UNIVERSITI Teknologi Petronas (UTP) and its partner universities in Indonesia have reaped the benefits of a relationship borne out of openness, trust and expedient decision making.
UTP’s collaboration with partner universities and research institutions in Indonesia, forged through its Indonesia-Malaysia Industrial and Institutional Initiatives (IMIII) in research and innovation, has reached a tangible milestone with two projects currently at the pre-commercialisation stage.
IMIII country project manager Dr Muslich Hartadi Sutanto says the two projects, Preditack and SimonKori – which were respectively developed by UTP and Universitas Ahmad Dahlan – will undergo field-testing in Malaysia and Indonesia.
Both projects harness the technologies of IR4.0 for the agriculture sector, which is a critical economic sector for both countries.
Preditack is an IOT-enabled device for scanning, forecasting and immobilising golden apple snails – a notorious pest found in paddy fields.
SimonKori, on the other hand, is an automated monitoring and control system for hydroponic agriculture.
“We will be field testing Preditack in Indonesia and SimonKori in Malaysia sometime this year.

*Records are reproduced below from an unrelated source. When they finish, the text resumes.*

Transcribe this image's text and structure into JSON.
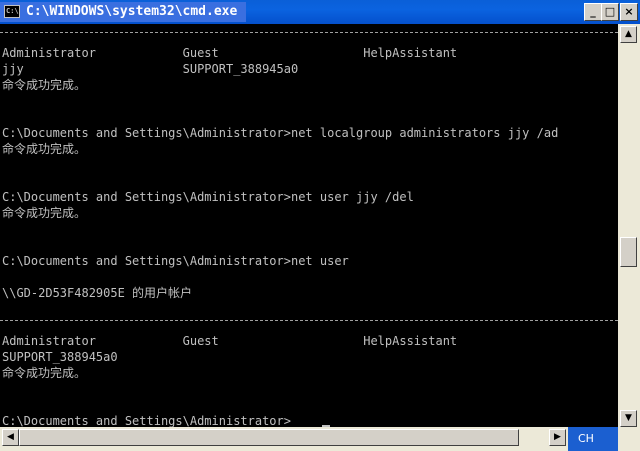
{
  "window": {
    "title": "C:\\WINDOWS\\system32\\cmd.exe",
    "icon_label": "C:\\",
    "buttons": {
      "minimize": "_",
      "maximize": "□",
      "close": "×"
    }
  },
  "console": {
    "lines": [
      "Administrator            Guest                    HelpAssistant",
      "jjy                      SUPPORT_388945a0",
      "命令成功完成。",
      "C:\\Documents and Settings\\Administrator>net localgroup administrators jjy /ad",
      "命令成功完成。",
      "C:\\Documents and Settings\\Administrator>net user jjy /del",
      "命令成功完成。",
      "C:\\Documents and Settings\\Administrator>net user",
      "\\\\GD-2D53F482905E 的用户帐户",
      "Administrator            Guest                    HelpAssistant",
      "SUPPORT_388945a0",
      "命令成功完成。",
      "C:\\Documents and Settings\\Administrator>"
    ]
  },
  "scrollbars": {
    "up": "▲",
    "down": "▼",
    "left": "◀",
    "right": "▶"
  },
  "ime": {
    "label": "CH"
  },
  "colors": {
    "console_bg": "#000000",
    "console_fg": "#c0c0c0",
    "titlebar": "#0a5fd8"
  }
}
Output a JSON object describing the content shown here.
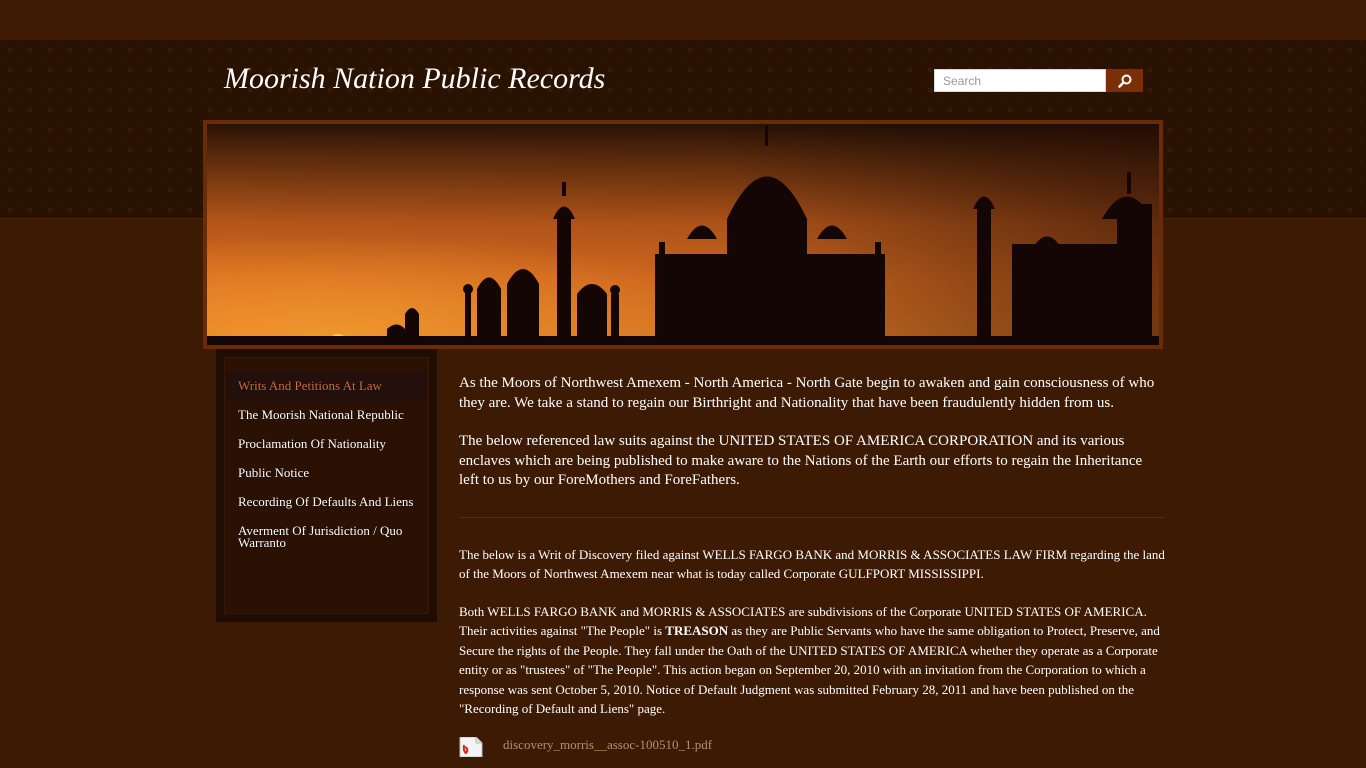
{
  "site": {
    "title": "Moorish Nation Public Records"
  },
  "search": {
    "placeholder": "Search"
  },
  "nav": {
    "items": [
      {
        "label": "Writs And Petitions At Law",
        "active": true
      },
      {
        "label": "The Moorish National Republic"
      },
      {
        "label": "Proclamation Of Nationality"
      },
      {
        "label": "Public Notice"
      },
      {
        "label": "Recording Of Defaults And Liens"
      },
      {
        "label": "Averment Of Jurisdiction / Quo Warranto"
      }
    ]
  },
  "content": {
    "intro1": "As the Moors of Northwest Amexem - North America - North Gate begin to awaken and gain consciousness of who they are. We take a stand to regain our Birthright and Nationality that have been fraudulently hidden from us.",
    "intro2": "The below referenced law suits against the UNITED STATES OF AMERICA CORPORATION and its various enclaves which are being published to make aware to the Nations of the Earth our efforts to regain the Inheritance left to us by our ForeMothers and ForeFathers.",
    "para1": "The below is a Writ of Discovery filed against WELLS FARGO BANK and MORRIS & ASSOCIATES LAW FIRM regarding the land of the Moors of Northwest Amexem near what is today called Corporate GULFPORT MISSISSIPPI.",
    "para2_before": "Both WELLS FARGO BANK and MORRIS & ASSOCIATES are subdivisions of the Corporate UNITED STATES OF AMERICA. Their activities against \"The People\" is ",
    "para2_bold": "TREASON",
    "para2_after": " as they are Public Servants who have the same obligation to Protect, Preserve, and Secure the rights of the People. They fall under the Oath of the UNITED STATES OF AMERICA whether they operate as a Corporate entity or as \"trustees\" of \"The People\". This action began on September 20, 2010 with an invitation from the Corporation to which a response was sent October 5, 2010. Notice of Default Judgment was submitted February 28, 2011 and have been published on the \"Recording of Default and Liens\" page.",
    "file_name": "discovery_morris__assoc-100510_1.pdf",
    "file_icon": "pdf-file-icon"
  },
  "colors": {
    "background": "#3d1a04",
    "header_band": "#2a1203",
    "active_nav": "#cc6a44",
    "search_button": "#7a2f06",
    "file_link": "#b98e6a"
  }
}
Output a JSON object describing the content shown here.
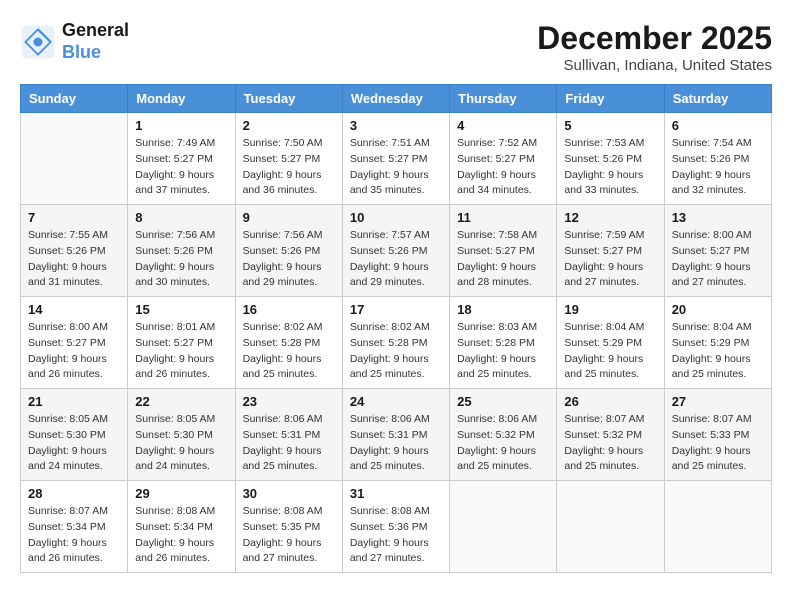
{
  "header": {
    "logo_line1": "General",
    "logo_line2": "Blue",
    "title": "December 2025",
    "subtitle": "Sullivan, Indiana, United States"
  },
  "days_of_week": [
    "Sunday",
    "Monday",
    "Tuesday",
    "Wednesday",
    "Thursday",
    "Friday",
    "Saturday"
  ],
  "weeks": [
    [
      {
        "day": "",
        "info": ""
      },
      {
        "day": "1",
        "info": "Sunrise: 7:49 AM\nSunset: 5:27 PM\nDaylight: 9 hours\nand 37 minutes."
      },
      {
        "day": "2",
        "info": "Sunrise: 7:50 AM\nSunset: 5:27 PM\nDaylight: 9 hours\nand 36 minutes."
      },
      {
        "day": "3",
        "info": "Sunrise: 7:51 AM\nSunset: 5:27 PM\nDaylight: 9 hours\nand 35 minutes."
      },
      {
        "day": "4",
        "info": "Sunrise: 7:52 AM\nSunset: 5:27 PM\nDaylight: 9 hours\nand 34 minutes."
      },
      {
        "day": "5",
        "info": "Sunrise: 7:53 AM\nSunset: 5:26 PM\nDaylight: 9 hours\nand 33 minutes."
      },
      {
        "day": "6",
        "info": "Sunrise: 7:54 AM\nSunset: 5:26 PM\nDaylight: 9 hours\nand 32 minutes."
      }
    ],
    [
      {
        "day": "7",
        "info": "Sunrise: 7:55 AM\nSunset: 5:26 PM\nDaylight: 9 hours\nand 31 minutes."
      },
      {
        "day": "8",
        "info": "Sunrise: 7:56 AM\nSunset: 5:26 PM\nDaylight: 9 hours\nand 30 minutes."
      },
      {
        "day": "9",
        "info": "Sunrise: 7:56 AM\nSunset: 5:26 PM\nDaylight: 9 hours\nand 29 minutes."
      },
      {
        "day": "10",
        "info": "Sunrise: 7:57 AM\nSunset: 5:26 PM\nDaylight: 9 hours\nand 29 minutes."
      },
      {
        "day": "11",
        "info": "Sunrise: 7:58 AM\nSunset: 5:27 PM\nDaylight: 9 hours\nand 28 minutes."
      },
      {
        "day": "12",
        "info": "Sunrise: 7:59 AM\nSunset: 5:27 PM\nDaylight: 9 hours\nand 27 minutes."
      },
      {
        "day": "13",
        "info": "Sunrise: 8:00 AM\nSunset: 5:27 PM\nDaylight: 9 hours\nand 27 minutes."
      }
    ],
    [
      {
        "day": "14",
        "info": "Sunrise: 8:00 AM\nSunset: 5:27 PM\nDaylight: 9 hours\nand 26 minutes."
      },
      {
        "day": "15",
        "info": "Sunrise: 8:01 AM\nSunset: 5:27 PM\nDaylight: 9 hours\nand 26 minutes."
      },
      {
        "day": "16",
        "info": "Sunrise: 8:02 AM\nSunset: 5:28 PM\nDaylight: 9 hours\nand 25 minutes."
      },
      {
        "day": "17",
        "info": "Sunrise: 8:02 AM\nSunset: 5:28 PM\nDaylight: 9 hours\nand 25 minutes."
      },
      {
        "day": "18",
        "info": "Sunrise: 8:03 AM\nSunset: 5:28 PM\nDaylight: 9 hours\nand 25 minutes."
      },
      {
        "day": "19",
        "info": "Sunrise: 8:04 AM\nSunset: 5:29 PM\nDaylight: 9 hours\nand 25 minutes."
      },
      {
        "day": "20",
        "info": "Sunrise: 8:04 AM\nSunset: 5:29 PM\nDaylight: 9 hours\nand 25 minutes."
      }
    ],
    [
      {
        "day": "21",
        "info": "Sunrise: 8:05 AM\nSunset: 5:30 PM\nDaylight: 9 hours\nand 24 minutes."
      },
      {
        "day": "22",
        "info": "Sunrise: 8:05 AM\nSunset: 5:30 PM\nDaylight: 9 hours\nand 24 minutes."
      },
      {
        "day": "23",
        "info": "Sunrise: 8:06 AM\nSunset: 5:31 PM\nDaylight: 9 hours\nand 25 minutes."
      },
      {
        "day": "24",
        "info": "Sunrise: 8:06 AM\nSunset: 5:31 PM\nDaylight: 9 hours\nand 25 minutes."
      },
      {
        "day": "25",
        "info": "Sunrise: 8:06 AM\nSunset: 5:32 PM\nDaylight: 9 hours\nand 25 minutes."
      },
      {
        "day": "26",
        "info": "Sunrise: 8:07 AM\nSunset: 5:32 PM\nDaylight: 9 hours\nand 25 minutes."
      },
      {
        "day": "27",
        "info": "Sunrise: 8:07 AM\nSunset: 5:33 PM\nDaylight: 9 hours\nand 25 minutes."
      }
    ],
    [
      {
        "day": "28",
        "info": "Sunrise: 8:07 AM\nSunset: 5:34 PM\nDaylight: 9 hours\nand 26 minutes."
      },
      {
        "day": "29",
        "info": "Sunrise: 8:08 AM\nSunset: 5:34 PM\nDaylight: 9 hours\nand 26 minutes."
      },
      {
        "day": "30",
        "info": "Sunrise: 8:08 AM\nSunset: 5:35 PM\nDaylight: 9 hours\nand 27 minutes."
      },
      {
        "day": "31",
        "info": "Sunrise: 8:08 AM\nSunset: 5:36 PM\nDaylight: 9 hours\nand 27 minutes."
      },
      {
        "day": "",
        "info": ""
      },
      {
        "day": "",
        "info": ""
      },
      {
        "day": "",
        "info": ""
      }
    ]
  ]
}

We’re working together to achieve this, and this speaks of the win-win nature of the IMIII,” says Muslich, adding that the goal is to enhance and upscale the innovations to include predictive analytics to optimise costs and improve yields.
The beginnings of the IMIII can be traced to January 2017 when UTP hosted a visit from Universitas Pertamina Indonesia, whereby the two universities discussed ways in which they could work together.
By August 2017, UTP deputy vice chancellor research, innovation and commercialisation Prof Ir Dr Mohd Shahir Liew had formed a task force to develop a strategy for the prospective collaborations.
It was from here that strategic partners – namely universities, research institutions as well as industry – were identified.
UTP’s partner universities under the IMIII include Universitas Pertamina, Telkom University and Muhammadiyah Universities, while government institutions and industry players include the Directorate General of Oil and Gas Indonesia and Pertamina, Indonesia’s national oil and gas corporation.
“The key activities under this partnership are aligned under research, academic and student collaborations. The partnership explores subject areas such as infrastructure, oil and gas, telecommunications, digitalisation, science and the humanities,” says Muslich, adding that IMIII has 161 ongoing and completed collaborative projects.
“We average two publications per project and include the participation of one postgraduate student and two undergraduates.”
More collaborations underway
In hailing the progress of the IMIII, Muslich is quick to point out that much of the success of UTP’s collaboration with its partners in Indonesia is the result of the trust, openness and expedient decision-making of all parties.
“We complement each other, and because we’re in it for the long-haul we are focused on mutually beneficial outcomes.
“We want to capitalise on technology to develop solutions that will benefit both Malaysia and Indonesia,” he adds.
With two projects currently on the cusp of commercialisation, UTP is eager to advance other research projects to the next stage.
A recently inked letter of intent with Universitas Muhammadiyah Surakarta for a three-year research and commercialisation initiative in sustainable energy and smart community is another key turning point for UTP’s partnership with Indonesia.
It is expected to be a shot in the arm for future collaborations between the two institutions.
On top of this UTP has also inked agreements for double-degree programmes with several Indonesian universities, including Institut Teknologi Sepuluh Nopember, Surabaya and Universitas Pertamina.
Under this programme students from these universities will complete their degrees at UTP; the maiden batch commenced their stint in 2021.
UTP hosted a one-semester credit transfer programme for 13 students from Indonesian universities last year with funding support from the Indonesian Education, Culture, Research and Technology Ministry.
Over the course of the programme, the students conducted research and drafted research publication articles, with one later joining UTP as a postgraduate student.
“Even though the pandemic did not put the brakes on our collaboration, we are expecting the pace of our collaborations and engagements to pick up in 2022,” says Muslich.
The Indonesian initiatives have potential to grow laterally and vertically in academics, research, and technological advances.
It is hoped that the medium term would be to collaborate in the energy sector, digitalisation, healthcare analytics, and nexus of research products beyond technology readiness level three.
The impetus arising from collaborative efforts can be expanded into student exchange, faculty exchange, and academic venture. As a big economy in the Asian region, Indonesia is poised to grow significantly in the education and research sector.